    1. Samuel Bazzi & Matthew Gudgeon, 2015. "Local Government Proliferation, Diversity, and Conflict," HiCN Working Papers 205, Households in Conflict Network.
    2. Samuel Bazzi & Matthew Gudgeon, "undated". "Local Government Proliferation, Diversity, and Conflict," Boston University - Department of Economics - The Institute for Economic Development Working Papers Series dp-271, Boston University - Department of Economics.
    3. Alberto Alesina & Caterina Gennaioli & Stefania Lovo, 2014. "Public Goods and Ethnic Diversity: Evidence from Deforestation in Indonesia," NBER Working Papers 20504, National Bureau of Economic Research, Inc.
    4. Valsecchi, Michele, 2016. "Corrupt Bureaucrats: The Response of Non-Elected Officials to Electoral Accountability," Working Papers in Economics 684, University of Gothenburg, Department of Economics.
    5. Samuel Bazzi & Matthew Gudgeon, 2017. "The Political Boundaries of Ethnic Divisions," Boston University - Department of Economics - Working Papers Series WP2018-005, Boston University - Department of Economics.
    6. Pierskalla, Jan H. & Sacks, Audrey, 2017. "Unpacking the Effect of Decentralized Governance on Routine Violence: Lessons from Indonesia," World Development, Elsevier, vol. 90(C), pages 213-228.
    7. Ian Coxhead & Rashesh Shrestha, 2016. "Could a Resource Export Boom Reduce Workers’ Earnings?

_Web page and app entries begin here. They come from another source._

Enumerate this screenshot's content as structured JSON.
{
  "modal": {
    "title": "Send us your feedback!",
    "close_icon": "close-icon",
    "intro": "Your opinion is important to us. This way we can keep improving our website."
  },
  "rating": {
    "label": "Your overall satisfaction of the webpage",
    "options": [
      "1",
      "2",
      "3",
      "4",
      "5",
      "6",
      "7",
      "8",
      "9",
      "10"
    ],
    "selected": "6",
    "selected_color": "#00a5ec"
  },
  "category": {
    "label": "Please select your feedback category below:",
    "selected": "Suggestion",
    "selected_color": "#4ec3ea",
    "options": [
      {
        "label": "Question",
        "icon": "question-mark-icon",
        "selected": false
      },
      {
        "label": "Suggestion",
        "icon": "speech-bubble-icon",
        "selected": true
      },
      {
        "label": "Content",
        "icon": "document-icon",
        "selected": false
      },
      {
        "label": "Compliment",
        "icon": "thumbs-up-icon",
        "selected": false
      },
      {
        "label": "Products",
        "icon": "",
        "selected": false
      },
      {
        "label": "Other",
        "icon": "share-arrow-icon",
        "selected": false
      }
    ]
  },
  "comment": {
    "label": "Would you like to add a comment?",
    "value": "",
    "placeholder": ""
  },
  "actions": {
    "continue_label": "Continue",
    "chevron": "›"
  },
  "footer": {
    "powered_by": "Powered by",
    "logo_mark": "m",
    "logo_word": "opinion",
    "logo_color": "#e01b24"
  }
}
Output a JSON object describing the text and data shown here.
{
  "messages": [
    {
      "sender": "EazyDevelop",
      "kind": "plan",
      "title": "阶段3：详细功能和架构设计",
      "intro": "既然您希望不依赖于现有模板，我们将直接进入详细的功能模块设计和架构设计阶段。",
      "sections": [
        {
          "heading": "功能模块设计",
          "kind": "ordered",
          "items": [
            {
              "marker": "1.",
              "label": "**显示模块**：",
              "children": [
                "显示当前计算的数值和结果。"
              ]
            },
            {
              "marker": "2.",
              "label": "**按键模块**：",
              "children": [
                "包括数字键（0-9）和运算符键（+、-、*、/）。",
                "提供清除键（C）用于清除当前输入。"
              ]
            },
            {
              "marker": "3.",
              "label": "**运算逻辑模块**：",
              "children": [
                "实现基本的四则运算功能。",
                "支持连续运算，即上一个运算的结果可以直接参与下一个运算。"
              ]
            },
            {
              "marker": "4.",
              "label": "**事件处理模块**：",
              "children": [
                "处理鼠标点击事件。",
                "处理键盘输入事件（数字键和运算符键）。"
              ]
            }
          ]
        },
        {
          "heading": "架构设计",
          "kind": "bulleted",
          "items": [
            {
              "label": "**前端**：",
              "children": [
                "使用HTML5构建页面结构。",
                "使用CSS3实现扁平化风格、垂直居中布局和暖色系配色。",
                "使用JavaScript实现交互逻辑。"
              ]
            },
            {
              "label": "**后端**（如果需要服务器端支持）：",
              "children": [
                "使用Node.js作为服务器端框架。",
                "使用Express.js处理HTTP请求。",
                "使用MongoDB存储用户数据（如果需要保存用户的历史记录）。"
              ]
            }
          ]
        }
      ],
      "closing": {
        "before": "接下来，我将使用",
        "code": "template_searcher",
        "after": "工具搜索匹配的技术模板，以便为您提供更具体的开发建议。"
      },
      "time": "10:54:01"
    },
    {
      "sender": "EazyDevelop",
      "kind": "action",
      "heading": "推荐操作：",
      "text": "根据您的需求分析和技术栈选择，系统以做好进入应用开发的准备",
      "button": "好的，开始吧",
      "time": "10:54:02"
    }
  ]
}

The Labour-Market Channel in Indonesia," Bulletin of Indonesian Economic Studies, Taylor & Francis Journals, vol. 52(2), pages 185-208, May.
    8. Verena Kroth & Valentino Larcinese & Joachim Wehner, 2016. "A Better Life for All? Democratization and Electrification in Post-Apartheid South Africa," STICERD - Economic Organisation and Public Policy Discussion Papers Series 60, Suntory and Toyota International Centres for Economics and Related Disciplines, LSE.

    More about this item

    Keywords

    Subnational Economic Development; Parliamentary Government; E-Government; Public Sector Expenditure Policy; Debt Markets;

    NEP fields

    This paper has been announced in the following NEP Reports:

    Statistics

    Access and download statistics

    Corrections

    All material on this site has been provided by the respective publishers and authors. You can help correct errors and omissions. When requesting a correction, please mention this item's handle: RePEc:wbk:wbrwps:6782. See general information about how to correct material in RePEc.

    For technical questions regarding this item, or to correct its authors, title, abstract, bibliographic or download information, contact: (Roula I. Yazigi). General contact details of provider: http://edirc.repec.org/data/dvewbus.html .

    If you have authored this item and are not yet registered with RePEc, we encourage you to do it here. This allows to link your profile to this item. It also allows you to accept potential citations to this item that we are uncertain about.

    If CitEc recognized a reference but did not link an item in RePEc to it, you can help with this form .

    If you know of missing items citing this one, you can help us creating those links by adding the relevant references in the same way as above, for each refering item. If you are a registered author of this item, you may also want to check the "citations" tab in your RePEc Author Service profile, as there may be some citations waiting for confirmation.

    Please note that corrections may take a couple of weeks to filter through the various RePEc services.

    IDEAS is a RePEc service hosted by the Research Division of the Federal Reserve Bank of St. Louis . RePEc uses bibliographic data supplied by the respective publishers.